In recent years there has been significant private support for facilities in athletics—the Clara Bell Smith Student-Athlete Academic Center (1998), the Alfred Berkowitz Basketball Complex (2001), the Skandalaris Football Center (2008), the Demmer Family Hall of History (2008) in the Skandalaris Center, the DeMartin Soccer Complex (2008), the McLane Baseball Stadium (2009) and the Secchia Stadium for softball (2011). Construction of Pentecost Plaza (2012) at the entrance capped off the new Old College Field additions. Additionally, the John and Marnie Demmer Shooting Sports Education and Training Center came to be almost entirely by private support, led by a $1.5 million gift from the Demmer family.
In 2010, the College of Human Medicine opened the Secchia Center, a $90 million, privately funded medical education facility, named after alumni and lead donors Peter and Joan Secchia.
The Eli and Edythe Broad Art Museum opened in 2012. This dramatic building, designed by world-renowned architect Zaha Hadid, was made possible by more than $45 million in private support—including the largest private gift to the university in history from founding benefactors Eli and Edythe Broad.
The Bott Building for Nursing Education and Research also was completed in 2012. Made possible by a $7 million commitment from the Timothy and Bernadette Marquez Foundation, a $7.45 million grant from the National Institutes of Health-Center for Research Resources, and the generosity of more than 1,000 benefactors, it has created a highly visible presence for the College of Nursing.
In the Empower Extraordinary campaign, Spartan Stadium’s North End Zone addition, a significant facility for athletic recruiting as well as the football program, opened in 2014 thanks to donor support. Plans are underway for the Lasch Family Golf Facility and an expansion of the Berkowitz Basketball Complex thanks to private support as well.
In every case, these facilities make the difference between holding course and moving ahead.
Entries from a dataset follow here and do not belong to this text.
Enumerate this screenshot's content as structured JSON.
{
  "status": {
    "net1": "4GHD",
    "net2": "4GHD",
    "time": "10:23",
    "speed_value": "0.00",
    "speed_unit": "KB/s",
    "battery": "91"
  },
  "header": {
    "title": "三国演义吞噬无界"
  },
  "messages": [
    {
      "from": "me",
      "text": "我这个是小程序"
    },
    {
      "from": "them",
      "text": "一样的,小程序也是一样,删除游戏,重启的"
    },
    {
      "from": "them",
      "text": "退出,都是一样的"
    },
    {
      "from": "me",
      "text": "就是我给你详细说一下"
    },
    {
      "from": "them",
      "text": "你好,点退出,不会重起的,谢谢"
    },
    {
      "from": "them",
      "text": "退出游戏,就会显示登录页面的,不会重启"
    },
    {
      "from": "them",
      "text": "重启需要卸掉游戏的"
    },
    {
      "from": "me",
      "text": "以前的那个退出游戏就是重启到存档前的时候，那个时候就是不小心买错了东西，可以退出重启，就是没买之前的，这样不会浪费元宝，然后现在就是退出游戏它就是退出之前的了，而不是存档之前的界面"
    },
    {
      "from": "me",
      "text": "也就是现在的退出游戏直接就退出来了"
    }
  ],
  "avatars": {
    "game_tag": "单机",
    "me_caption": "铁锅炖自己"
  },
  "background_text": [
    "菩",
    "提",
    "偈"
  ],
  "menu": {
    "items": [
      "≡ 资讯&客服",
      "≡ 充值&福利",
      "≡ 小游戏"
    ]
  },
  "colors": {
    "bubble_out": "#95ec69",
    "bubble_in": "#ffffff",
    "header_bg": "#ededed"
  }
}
The Broad College Graduate Pavilion and the Grand Rapids Research Center are on track to do the same.
To learn more about making a gift to support MSU facilities call (517) 884-1000 or visit go.msu.edu/community.